◆ **What is required**
Restate the records exactly. Include all of them.

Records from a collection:
========

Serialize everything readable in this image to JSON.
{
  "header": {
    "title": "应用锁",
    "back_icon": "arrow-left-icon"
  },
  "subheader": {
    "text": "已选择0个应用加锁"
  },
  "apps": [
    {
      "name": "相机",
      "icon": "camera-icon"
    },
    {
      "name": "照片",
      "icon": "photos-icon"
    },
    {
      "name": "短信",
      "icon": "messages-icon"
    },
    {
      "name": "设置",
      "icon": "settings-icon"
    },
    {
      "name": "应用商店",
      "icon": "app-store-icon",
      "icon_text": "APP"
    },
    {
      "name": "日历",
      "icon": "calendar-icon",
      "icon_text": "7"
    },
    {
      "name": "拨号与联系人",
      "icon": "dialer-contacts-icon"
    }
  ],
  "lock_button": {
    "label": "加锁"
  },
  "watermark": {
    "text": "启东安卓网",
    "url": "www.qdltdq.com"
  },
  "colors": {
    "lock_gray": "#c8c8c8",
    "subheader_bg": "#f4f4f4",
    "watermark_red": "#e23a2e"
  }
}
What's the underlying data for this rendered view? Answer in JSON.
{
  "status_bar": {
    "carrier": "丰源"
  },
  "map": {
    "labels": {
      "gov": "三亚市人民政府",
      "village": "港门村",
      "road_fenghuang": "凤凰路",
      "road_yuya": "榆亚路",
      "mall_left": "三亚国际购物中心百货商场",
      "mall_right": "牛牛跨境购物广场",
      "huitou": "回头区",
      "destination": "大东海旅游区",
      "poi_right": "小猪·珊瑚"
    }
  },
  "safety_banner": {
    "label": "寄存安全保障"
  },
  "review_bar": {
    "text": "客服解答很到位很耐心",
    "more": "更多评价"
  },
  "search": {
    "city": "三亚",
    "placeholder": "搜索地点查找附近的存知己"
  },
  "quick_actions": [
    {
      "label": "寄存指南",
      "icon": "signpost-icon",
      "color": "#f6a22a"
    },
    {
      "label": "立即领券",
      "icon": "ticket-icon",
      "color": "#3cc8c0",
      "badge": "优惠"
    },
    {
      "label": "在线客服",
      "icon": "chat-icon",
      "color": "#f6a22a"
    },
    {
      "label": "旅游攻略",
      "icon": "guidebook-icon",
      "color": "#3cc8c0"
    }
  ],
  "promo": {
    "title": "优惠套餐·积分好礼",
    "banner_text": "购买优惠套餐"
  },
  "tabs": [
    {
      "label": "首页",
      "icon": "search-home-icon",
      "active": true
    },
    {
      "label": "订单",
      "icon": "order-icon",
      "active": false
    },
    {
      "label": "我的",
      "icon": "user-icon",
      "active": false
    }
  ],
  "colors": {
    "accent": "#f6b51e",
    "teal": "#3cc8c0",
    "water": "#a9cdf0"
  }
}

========

◆ **The completed task**
Serialize everything readable in this image to JSON.
{
  "header": {
    "title": "应用锁",
    "back_icon": "arrow-left-icon"
  },
  "subheader": {
    "text": "已选择0个应用加锁"
  },
  "apps": [
    {
      "name": "相机",
      "icon": "camera-icon"
    },
    {
      "name": "照片",
      "icon": "photos-icon"
    },
    {
      "name": "短信",
      "icon": "messages-icon"
    },
    {
      "name": "设置",
      "icon": "settings-icon"
    },
    {
      "name": "应用商店",
      "icon": "app-store-icon",
      "icon_text": "APP"
    },
    {
      "name": "日历",
      "icon": "calendar-icon",
      "icon_text": "7"
    },
    {
      "name": "拨号与联系人",
      "icon": "dialer-contacts-icon"
    }
  ],
  "lock_button": {
    "label": "加锁"
  },
  "watermark": {
    "text": "启东安卓网",
    "url": "www.qdltdq.com"
  },
  "colors": {
    "lock_gray": "#c8c8c8",
    "subheader_bg": "#f4f4f4",
    "watermark_red": "#e23a2e"
  }
}
What's the underlying data for this rendered view? Answer in JSON.
{
  "status_bar": {
    "carrier": "丰源"
  },
  "map": {
    "labels": {
      "gov": "三亚市人民政府",
      "village": "港门村",
      "road_fenghuang": "凤凰路",
      "road_yuya": "榆亚路",
      "mall_left": "三亚国际购物中心百货商场",
      "mall_right": "牛牛跨境购物广场",
      "huitou": "回头区",
      "destination": "大东海旅游区",
      "poi_right": "小猪·珊瑚"
    }
  },
  "safety_banner": {
    "label": "寄存安全保障"
  },
  "review_bar": {
    "text": "客服解答很到位很耐心",
    "more": "更多评价"
  },
  "search": {
    "city": "三亚",
    "placeholder": "搜索地点查找附近的存知己"
  },
  "quick_actions": [
    {
      "label": "寄存指南",
      "icon": "signpost-icon",
      "color": "#f6a22a"
    },
    {
      "label": "立即领券",
      "icon": "ticket-icon",
      "color": "#3cc8c0",
      "badge": "优惠"
    },
    {
      "label": "在线客服",
      "icon": "chat-icon",
      "color": "#f6a22a"
    },
    {
      "label": "旅游攻略",
      "icon": "guidebook-icon",
      "color": "#3cc8c0"
    }
  ],
  "promo": {
    "title": "优惠套餐·积分好礼",
    "banner_text": "购买优惠套餐"
  },
  "tabs": [
    {
      "label": "首页",
      "icon": "search-home-icon",
      "active": true
    },
    {
      "label": "订单",
      "icon": "order-icon",
      "active": false
    },
    {
      "label": "我的",
      "icon": "user-icon",
      "active": false
    }
  ],
  "colors": {
    "accent": "#f6b51e",
    "teal": "#3cc8c0",
    "water": "#a9cdf0"
  }
}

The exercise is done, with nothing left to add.